_Data for this exercise_.
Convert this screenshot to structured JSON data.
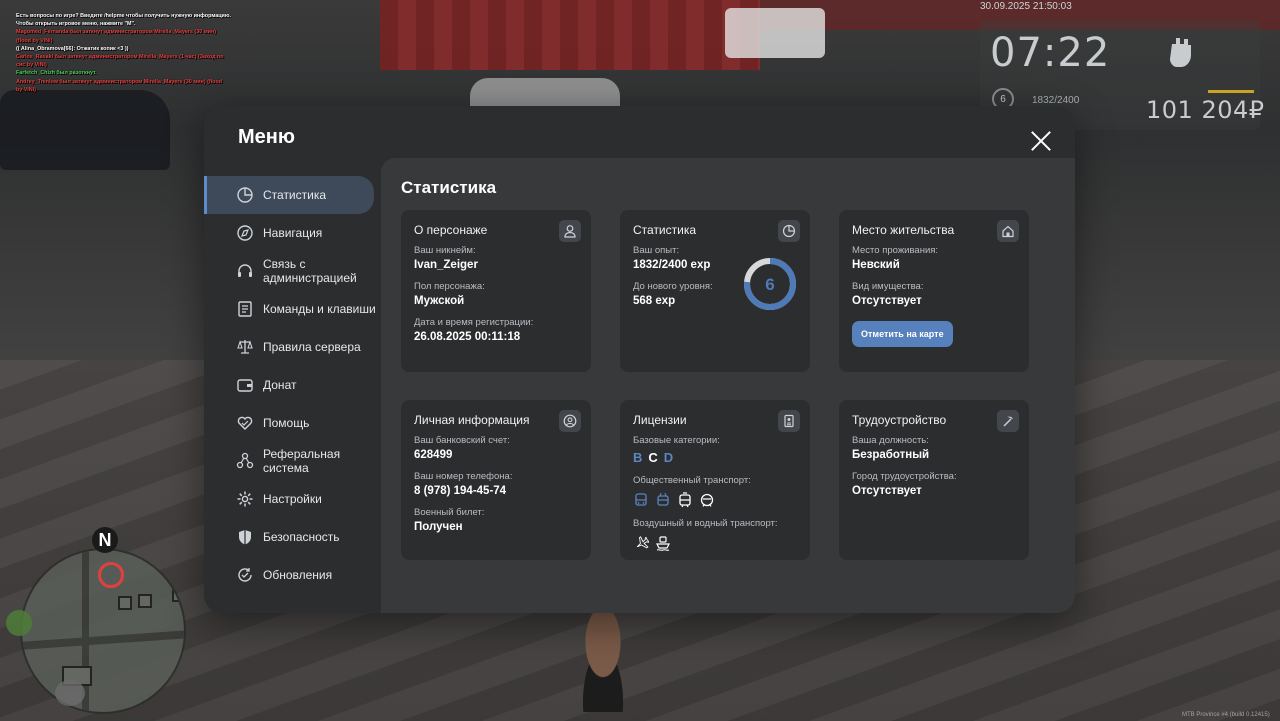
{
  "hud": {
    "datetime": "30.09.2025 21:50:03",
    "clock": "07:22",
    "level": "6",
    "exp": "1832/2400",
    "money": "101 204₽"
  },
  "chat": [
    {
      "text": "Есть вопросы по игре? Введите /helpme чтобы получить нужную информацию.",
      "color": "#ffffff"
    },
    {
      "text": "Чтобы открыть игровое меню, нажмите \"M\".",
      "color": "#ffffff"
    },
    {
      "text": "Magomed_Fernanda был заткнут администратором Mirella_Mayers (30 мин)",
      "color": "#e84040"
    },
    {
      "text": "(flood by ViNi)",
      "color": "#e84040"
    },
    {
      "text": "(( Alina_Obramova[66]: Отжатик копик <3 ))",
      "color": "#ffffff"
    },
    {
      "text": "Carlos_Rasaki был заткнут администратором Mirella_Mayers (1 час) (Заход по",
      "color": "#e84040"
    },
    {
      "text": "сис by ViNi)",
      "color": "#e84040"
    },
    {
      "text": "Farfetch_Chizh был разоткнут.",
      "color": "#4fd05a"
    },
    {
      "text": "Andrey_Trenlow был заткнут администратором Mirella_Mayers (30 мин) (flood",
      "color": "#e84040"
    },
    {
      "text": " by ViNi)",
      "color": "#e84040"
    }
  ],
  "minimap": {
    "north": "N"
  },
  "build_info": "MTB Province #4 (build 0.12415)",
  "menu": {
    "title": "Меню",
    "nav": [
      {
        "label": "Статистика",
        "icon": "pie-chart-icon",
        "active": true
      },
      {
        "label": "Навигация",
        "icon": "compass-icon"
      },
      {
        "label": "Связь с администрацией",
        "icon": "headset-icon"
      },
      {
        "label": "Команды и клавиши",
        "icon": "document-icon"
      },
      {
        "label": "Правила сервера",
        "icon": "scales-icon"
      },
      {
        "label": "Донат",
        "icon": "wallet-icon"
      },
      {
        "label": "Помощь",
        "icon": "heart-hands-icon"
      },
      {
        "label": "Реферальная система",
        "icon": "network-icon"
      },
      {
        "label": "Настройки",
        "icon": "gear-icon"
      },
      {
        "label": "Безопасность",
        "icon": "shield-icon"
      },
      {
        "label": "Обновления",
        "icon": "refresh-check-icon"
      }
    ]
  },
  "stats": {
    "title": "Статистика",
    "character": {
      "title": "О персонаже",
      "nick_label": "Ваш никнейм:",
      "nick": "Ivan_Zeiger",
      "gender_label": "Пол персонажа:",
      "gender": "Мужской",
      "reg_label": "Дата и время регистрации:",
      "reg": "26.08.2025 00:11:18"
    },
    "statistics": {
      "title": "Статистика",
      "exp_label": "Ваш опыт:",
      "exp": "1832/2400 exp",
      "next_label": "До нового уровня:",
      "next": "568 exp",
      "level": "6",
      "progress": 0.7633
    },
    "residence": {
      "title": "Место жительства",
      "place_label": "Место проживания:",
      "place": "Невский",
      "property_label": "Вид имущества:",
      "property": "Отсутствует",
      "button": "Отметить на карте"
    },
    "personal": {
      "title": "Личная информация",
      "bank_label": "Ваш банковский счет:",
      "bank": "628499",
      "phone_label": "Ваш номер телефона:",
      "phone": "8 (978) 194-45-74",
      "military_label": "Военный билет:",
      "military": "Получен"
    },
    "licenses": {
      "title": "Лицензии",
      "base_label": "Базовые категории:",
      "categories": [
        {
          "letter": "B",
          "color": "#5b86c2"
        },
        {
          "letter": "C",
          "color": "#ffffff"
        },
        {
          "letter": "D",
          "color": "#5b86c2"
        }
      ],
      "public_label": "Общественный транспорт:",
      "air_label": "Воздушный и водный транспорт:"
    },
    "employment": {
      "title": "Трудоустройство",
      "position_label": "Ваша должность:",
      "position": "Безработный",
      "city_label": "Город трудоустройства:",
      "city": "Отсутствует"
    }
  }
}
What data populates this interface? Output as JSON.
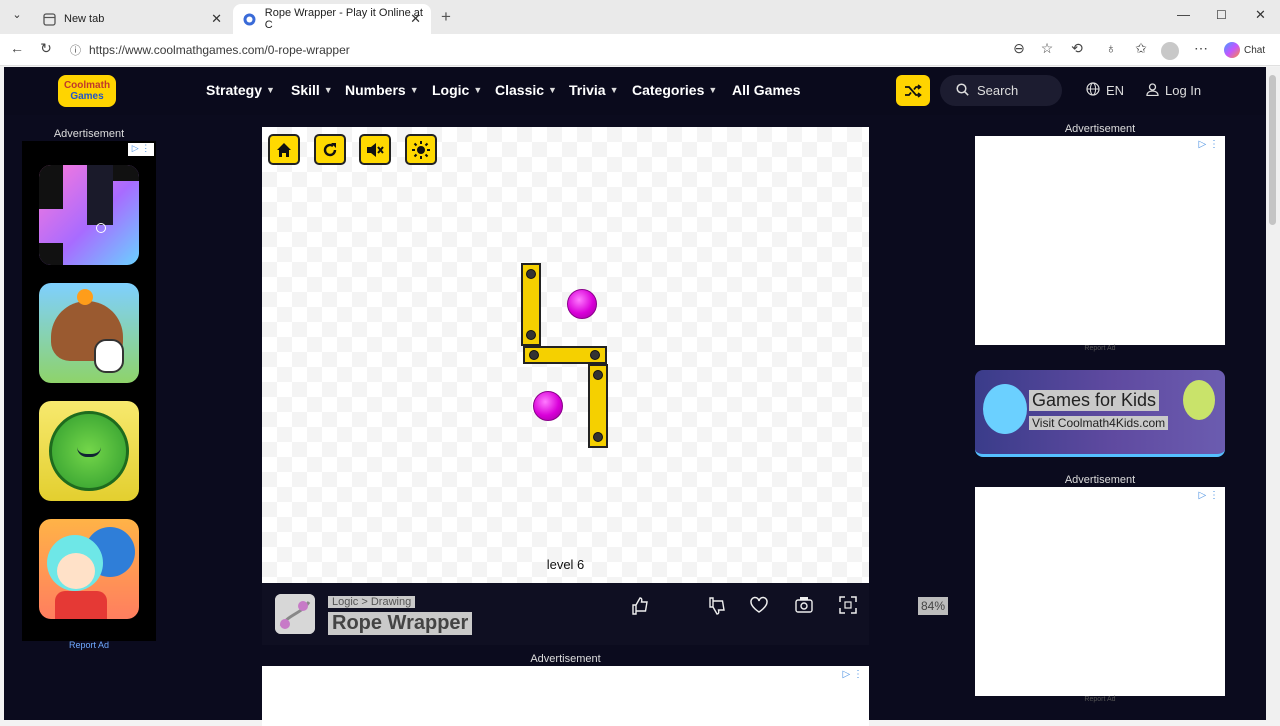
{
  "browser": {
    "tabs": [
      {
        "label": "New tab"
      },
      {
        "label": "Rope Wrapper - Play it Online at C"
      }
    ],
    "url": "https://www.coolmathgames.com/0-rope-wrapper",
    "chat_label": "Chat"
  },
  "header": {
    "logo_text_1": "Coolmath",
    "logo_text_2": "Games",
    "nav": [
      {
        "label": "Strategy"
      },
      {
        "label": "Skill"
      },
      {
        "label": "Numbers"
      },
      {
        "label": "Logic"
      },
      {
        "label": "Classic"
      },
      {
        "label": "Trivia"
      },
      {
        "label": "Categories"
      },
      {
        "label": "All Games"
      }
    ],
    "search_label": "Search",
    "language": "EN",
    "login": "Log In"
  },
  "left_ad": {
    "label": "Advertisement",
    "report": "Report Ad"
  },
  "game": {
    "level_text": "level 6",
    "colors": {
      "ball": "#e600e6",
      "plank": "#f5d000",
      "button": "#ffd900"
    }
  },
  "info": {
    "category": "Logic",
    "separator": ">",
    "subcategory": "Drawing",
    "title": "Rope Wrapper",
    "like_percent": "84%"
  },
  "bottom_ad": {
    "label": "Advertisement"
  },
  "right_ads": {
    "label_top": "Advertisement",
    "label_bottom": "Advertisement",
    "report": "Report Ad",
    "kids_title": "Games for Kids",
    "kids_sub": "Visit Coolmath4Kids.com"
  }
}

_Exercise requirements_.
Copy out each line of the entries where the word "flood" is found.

_Response_.
      "text": "(flood by ViNi)",
      "text": "Andrey_Trenlow был заткнут администратором Mirella_Mayers (30 мин) (flood",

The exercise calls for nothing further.